As the southernmost point travelers could reach by train after the Civil War, Thomasville attracted the great goods of the North and Midwest, who, with architects from Boston, New York and Cleveland, rebuilt and restored landscapes.
Close to the plantations, this picturesque town was the first in Georgia to recognize the importance of monument protection, and to date more than a hundred buildings have been restored. The ability of the center to embrace the entire community and present important artistic programs to the public at no great cost makes it unique in southwest Georgia. In association with South Georgia Performing Arts, the Center hosts many other music events, including the annual Thomasville Music Festival and the William T. Williams Festival of Music and Dance, as well as concerts by local and national artists. The SouthGeorgia Ballet Conservatory performs ballet and music for the community and Thomas University, and has a full-time lecturer and students in arts, music and dance.

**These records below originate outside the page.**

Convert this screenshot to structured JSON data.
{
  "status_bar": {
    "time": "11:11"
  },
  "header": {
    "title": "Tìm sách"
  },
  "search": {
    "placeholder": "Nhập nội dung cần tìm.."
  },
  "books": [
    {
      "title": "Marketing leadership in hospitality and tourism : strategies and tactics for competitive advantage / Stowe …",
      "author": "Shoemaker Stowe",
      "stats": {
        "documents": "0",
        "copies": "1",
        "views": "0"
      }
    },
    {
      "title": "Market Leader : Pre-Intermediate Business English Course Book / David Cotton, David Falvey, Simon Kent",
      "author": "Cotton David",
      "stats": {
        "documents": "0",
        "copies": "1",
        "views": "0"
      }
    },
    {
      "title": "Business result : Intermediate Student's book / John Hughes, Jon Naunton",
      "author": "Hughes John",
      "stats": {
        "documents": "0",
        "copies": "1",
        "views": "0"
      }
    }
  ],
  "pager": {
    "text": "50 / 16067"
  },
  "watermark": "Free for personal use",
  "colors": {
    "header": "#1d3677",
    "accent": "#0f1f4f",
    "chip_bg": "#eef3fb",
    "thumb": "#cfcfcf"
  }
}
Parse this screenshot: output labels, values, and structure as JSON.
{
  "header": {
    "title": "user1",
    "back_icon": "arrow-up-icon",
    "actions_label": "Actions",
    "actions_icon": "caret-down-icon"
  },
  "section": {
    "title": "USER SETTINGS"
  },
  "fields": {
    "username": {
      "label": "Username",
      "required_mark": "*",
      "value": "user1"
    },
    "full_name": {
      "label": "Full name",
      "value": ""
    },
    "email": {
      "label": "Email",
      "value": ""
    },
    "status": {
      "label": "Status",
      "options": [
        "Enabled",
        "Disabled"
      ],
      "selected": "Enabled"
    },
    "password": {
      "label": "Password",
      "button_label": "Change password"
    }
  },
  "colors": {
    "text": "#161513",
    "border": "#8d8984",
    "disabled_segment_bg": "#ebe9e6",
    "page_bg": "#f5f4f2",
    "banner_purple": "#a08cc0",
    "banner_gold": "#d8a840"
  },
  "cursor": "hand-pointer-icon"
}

This outstanding series attracts audiences from across Georgia and Florida and is presented at the Thomasville Center for the Performing Arts in partnership with Thomas University, the Georgia Museum of Natural History and the University of Georgia.
Thomasville is home to several historical cultural organizations, including the Thomasville Center for the Performing Arts, the Georgia Museum of Natural History, and the Atlanta University Center Consortium. It is based at the University of Georgia Libraries and is a member of the Digital Library for Georgia (GALILEO) initiative, which provides access to more than 1,000 public and private libraries and archives throughout the state. DLG is also a partner in the National Institute of African American Studies of the National Library of Medicine. Developed in 1929 as the first public-private partnership between Georgia State University and the Atlanta College of Art and Design, the consortium offers a variety of educational, cultural and educational programs for students, faculty and staff that give you a sense of black pride and educational resilience as you enter campus.